You can even scour the internet for codes. Just type "discount codes" and the name of the car company] into Many of the results point to unhelpful websites. Two excellent sources are and

Can you use discount codes for programs you do not belong to? Many people do. I have used codes that I found online or other sources to save loads of money. There were discount codes from organizations I did not belong to, nor would ever qualify for membership. I did my homework and suggest you do the same. Never use a code that is identified as for employees only, for instance. If the code is unknown, search for it online (type the code + the car company in google, e.g., avis K199060); that should reveal the source.

Now that you are aware of the power of car rental discount codes, find them and use them. No more sucker rates.

© 2008, Charles McCool

Tuesday, November 4, 2008

Myth #2: Hertz is Expensive

In my recent travel class, a well-travelled attendee was surprised that I frequently rent cars from Hertz. "After all," she said, "Hertz is the most expensive car rental company. Isn't it?"

Whenever I discuss rental cars in my classes, I specifically use Hertz as an example, because the general impression among travel consumers is that they charge more than other companies.

Is it true? Does Hertz charge more? Why do I use Hertz?

First, a crucial factor for getting lower car rental rates is the discount code. The next posting will focus on discount codes. My Hertz discount code gives me competitive rates.

True, Hertz' rates are usually higher, maybe even the highest, if you have no discount code. Hertz' rates are also higher for business rentals (during the week) than consumer rentals (weekend or weekly rentals).

Second, it is more convenient for me to use Hertz since I can usually get a car and leave the airport quicker than with other companies. Not always, but usually.

Combine competitive rates and convenience; it is a no-brainer. I often use Hertz.

© 2008, Charles McCool

Packages - Less Expensive Than Airfares

Buying more and paying less. Who doesn't like that concept?

It is fun to beat the airlines at their own game. After all, air travel is a game--the rules are always changing, players come and go (mergers, bankruptcy, dropped routes). Even when you think you have it all figured out, you don't!

Sometimes travel packages cost less than the airfare.

Take a moment to let that sink in...

Yes, travel packages can cost less than just the airfare.

A travel package is a combination of travel components--like airfare, hotel, rental car, and/or activities (meals, attractions). So, it would make sense that if the airfare is combined with lodging and rental car, then the price would go up. Not so fast, my friend!

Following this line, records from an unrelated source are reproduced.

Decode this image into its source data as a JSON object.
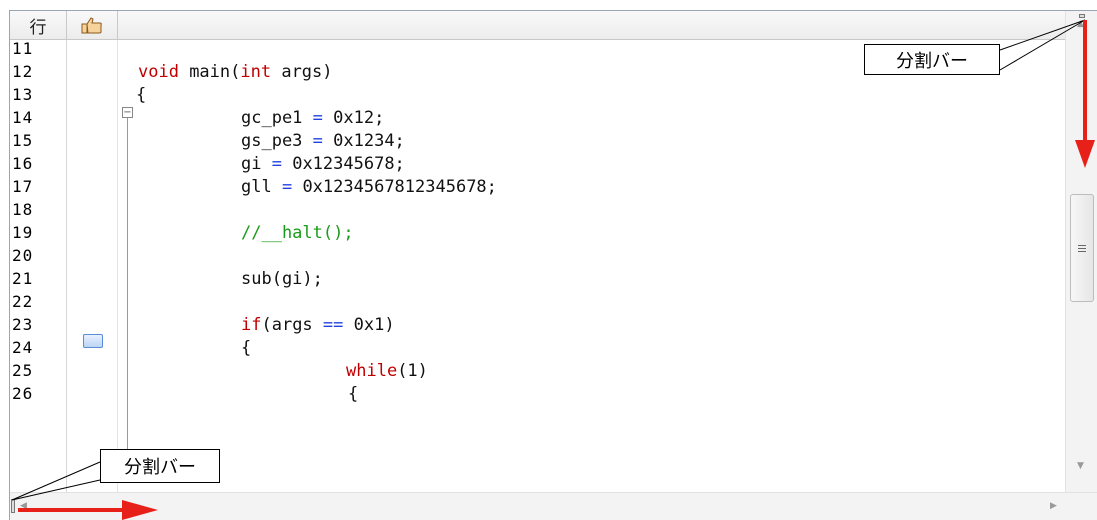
{
  "header": {
    "line_label": "行",
    "mark_icon": "pointing-hand-icon"
  },
  "line_numbers": [
    "11",
    "12",
    "13",
    "14",
    "15",
    "16",
    "17",
    "18",
    "19",
    "20",
    "21",
    "22",
    "23",
    "24",
    "25",
    "26"
  ],
  "code": {
    "l12_kw": "void",
    "l12_rest1": " main(",
    "l12_ty": "int",
    "l12_rest2": " args)",
    "l13": "{",
    "l14_a": "gc_pe1 ",
    "l14_op": "=",
    "l14_b": " 0x12;",
    "l15_a": "gs_pe3 ",
    "l15_op": "=",
    "l15_b": " 0x1234;",
    "l16_a": "gi ",
    "l16_op": "=",
    "l16_b": " 0x12345678;",
    "l17_a": "gll ",
    "l17_op": "=",
    "l17_b": " 0x1234567812345678;",
    "l19": "//__halt();",
    "l21": "sub(gi);",
    "l23_kw": "if",
    "l23_a": "(args ",
    "l23_op": "==",
    "l23_b": " 0x1)",
    "l24": "{",
    "l25_kw": "while",
    "l25_rest": "(1)",
    "l26": "{"
  },
  "callouts": {
    "top": "分割バー",
    "bottom": "分割バー"
  },
  "colors": {
    "annotation_arrow": "#e8201a",
    "keyword": "#c00000",
    "operator": "#2040e0",
    "comment": "#1a9b1a"
  }
}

The airline world is not the real world.

The other day I looked for a flight between the East coast and Honolulu. The lowest airfare was $1,660, because the departure was the next day. A travel package (with the same airline) was $1,374. By ADDING hotel and rental car (7 nights, in this case), you save almost $300. Note that $300 savings is from the airfare. The savings are much more if you factor in the costs of lodging and rental car.

Travel packages include various components (like air, hotel, and car) BUT you do not have to use them all. People will buy travel packages simply to get lower airfares (as above). I have heard of people using their hotel only a couple of days during their trip, and even not at all. Same with the car.

Even more fascinating is that travel packages are offered by the airlines (through their vacation desks). It is not a sneaky tactic; just simply click the "Vacation" tab on the airline's website. So, while the airline offers a $1,660 fare, the airline's vacation desk offers a $1,374 vacation (including air, hotel, and car). Classic!

This is just one recent example. I have seen much more dramatic differences, like $799 packages and $1,800 flights. Packages generally have less restrictions than airfares, such as no Saturday night and advanced purchase requirements.

Please share your experiences with travel packages or any of the other concepts, by adding a comment or sending e-mail.

© 2008, Charles McCool